# What you need to do:
Write every entry out again, unchanged.
▽
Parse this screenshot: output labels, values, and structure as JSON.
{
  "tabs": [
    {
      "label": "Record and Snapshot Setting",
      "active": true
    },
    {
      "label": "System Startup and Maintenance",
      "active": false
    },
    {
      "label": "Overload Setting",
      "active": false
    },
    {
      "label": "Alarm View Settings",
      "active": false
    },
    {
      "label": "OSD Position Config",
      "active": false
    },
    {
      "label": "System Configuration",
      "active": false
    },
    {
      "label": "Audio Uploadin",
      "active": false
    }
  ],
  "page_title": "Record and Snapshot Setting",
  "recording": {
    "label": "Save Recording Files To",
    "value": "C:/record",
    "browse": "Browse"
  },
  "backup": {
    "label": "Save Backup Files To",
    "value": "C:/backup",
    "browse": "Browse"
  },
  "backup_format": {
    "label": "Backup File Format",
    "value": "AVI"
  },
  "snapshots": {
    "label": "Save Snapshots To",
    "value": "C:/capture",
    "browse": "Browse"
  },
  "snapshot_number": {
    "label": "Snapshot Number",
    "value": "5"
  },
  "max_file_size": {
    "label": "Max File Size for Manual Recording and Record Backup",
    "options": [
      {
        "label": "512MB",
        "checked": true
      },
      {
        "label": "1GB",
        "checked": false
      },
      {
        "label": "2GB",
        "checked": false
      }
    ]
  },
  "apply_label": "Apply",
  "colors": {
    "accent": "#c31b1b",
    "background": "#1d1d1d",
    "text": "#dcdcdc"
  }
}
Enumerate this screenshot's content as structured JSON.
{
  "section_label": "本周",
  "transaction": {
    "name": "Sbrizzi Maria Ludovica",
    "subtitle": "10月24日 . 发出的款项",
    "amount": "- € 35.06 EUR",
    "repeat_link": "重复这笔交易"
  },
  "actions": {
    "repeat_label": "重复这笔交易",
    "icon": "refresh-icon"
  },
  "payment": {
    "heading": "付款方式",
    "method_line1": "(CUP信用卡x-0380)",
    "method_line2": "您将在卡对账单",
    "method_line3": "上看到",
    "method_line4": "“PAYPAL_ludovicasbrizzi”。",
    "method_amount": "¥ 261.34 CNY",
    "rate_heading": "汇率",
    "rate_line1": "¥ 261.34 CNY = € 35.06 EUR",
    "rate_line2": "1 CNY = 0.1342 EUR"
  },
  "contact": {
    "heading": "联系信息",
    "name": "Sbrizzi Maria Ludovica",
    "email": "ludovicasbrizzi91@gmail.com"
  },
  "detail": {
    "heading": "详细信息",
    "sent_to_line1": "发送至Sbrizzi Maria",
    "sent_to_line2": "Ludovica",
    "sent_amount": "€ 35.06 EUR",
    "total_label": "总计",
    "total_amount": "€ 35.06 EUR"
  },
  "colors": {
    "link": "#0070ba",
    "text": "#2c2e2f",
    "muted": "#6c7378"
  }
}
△
# Task result:
Parse this screenshot: output labels, values, and structure as JSON.
{
  "tabs": [
    {
      "label": "Record and Snapshot Setting",
      "active": true
    },
    {
      "label": "System Startup and Maintenance",
      "active": false
    },
    {
      "label": "Overload Setting",
      "active": false
    },
    {
      "label": "Alarm View Settings",
      "active": false
    },
    {
      "label": "OSD Position Config",
      "active": false
    },
    {
      "label": "System Configuration",
      "active": false
    },
    {
      "label": "Audio Uploadin",
      "active": false
    }
  ],
  "page_title": "Record and Snapshot Setting",
  "recording": {
    "label": "Save Recording Files To",
    "value": "C:/record",
    "browse": "Browse"
  },
  "backup": {
    "label": "Save Backup Files To",
    "value": "C:/backup",
    "browse": "Browse"
  },
  "backup_format": {
    "label": "Backup File Format",
    "value": "AVI"
  },
  "snapshots": {
    "label": "Save Snapshots To",
    "value": "C:/capture",
    "browse": "Browse"
  },
  "snapshot_number": {
    "label": "Snapshot Number",
    "value": "5"
  },
  "max_file_size": {
    "label": "Max File Size for Manual Recording and Record Backup",
    "options": [
      {
        "label": "512MB",
        "checked": true
      },
      {
        "label": "1GB",
        "checked": false
      },
      {
        "label": "2GB",
        "checked": false
      }
    ]
  },
  "apply_label": "Apply",
  "colors": {
    "accent": "#c31b1b",
    "background": "#1d1d1d",
    "text": "#dcdcdc"
  }
}
Enumerate this screenshot's content as structured JSON.
{
  "section_label": "本周",
  "transaction": {
    "name": "Sbrizzi Maria Ludovica",
    "subtitle": "10月24日 . 发出的款项",
    "amount": "- € 35.06 EUR",
    "repeat_link": "重复这笔交易"
  },
  "actions": {
    "repeat_label": "重复这笔交易",
    "icon": "refresh-icon"
  },
  "payment": {
    "heading": "付款方式",
    "method_line1": "(CUP信用卡x-0380)",
    "method_line2": "您将在卡对账单",
    "method_line3": "上看到",
    "method_line4": "“PAYPAL_ludovicasbrizzi”。",
    "method_amount": "¥ 261.34 CNY",
    "rate_heading": "汇率",
    "rate_line1": "¥ 261.34 CNY = € 35.06 EUR",
    "rate_line2": "1 CNY = 0.1342 EUR"
  },
  "contact": {
    "heading": "联系信息",
    "name": "Sbrizzi Maria Ludovica",
    "email": "ludovicasbrizzi91@gmail.com"
  },
  "detail": {
    "heading": "详细信息",
    "sent_to_line1": "发送至Sbrizzi Maria",
    "sent_to_line2": "Ludovica",
    "sent_amount": "€ 35.06 EUR",
    "total_label": "总计",
    "total_amount": "€ 35.06 EUR"
  },
  "colors": {
    "link": "#0070ba",
    "text": "#2c2e2f",
    "muted": "#6c7378"
  }
}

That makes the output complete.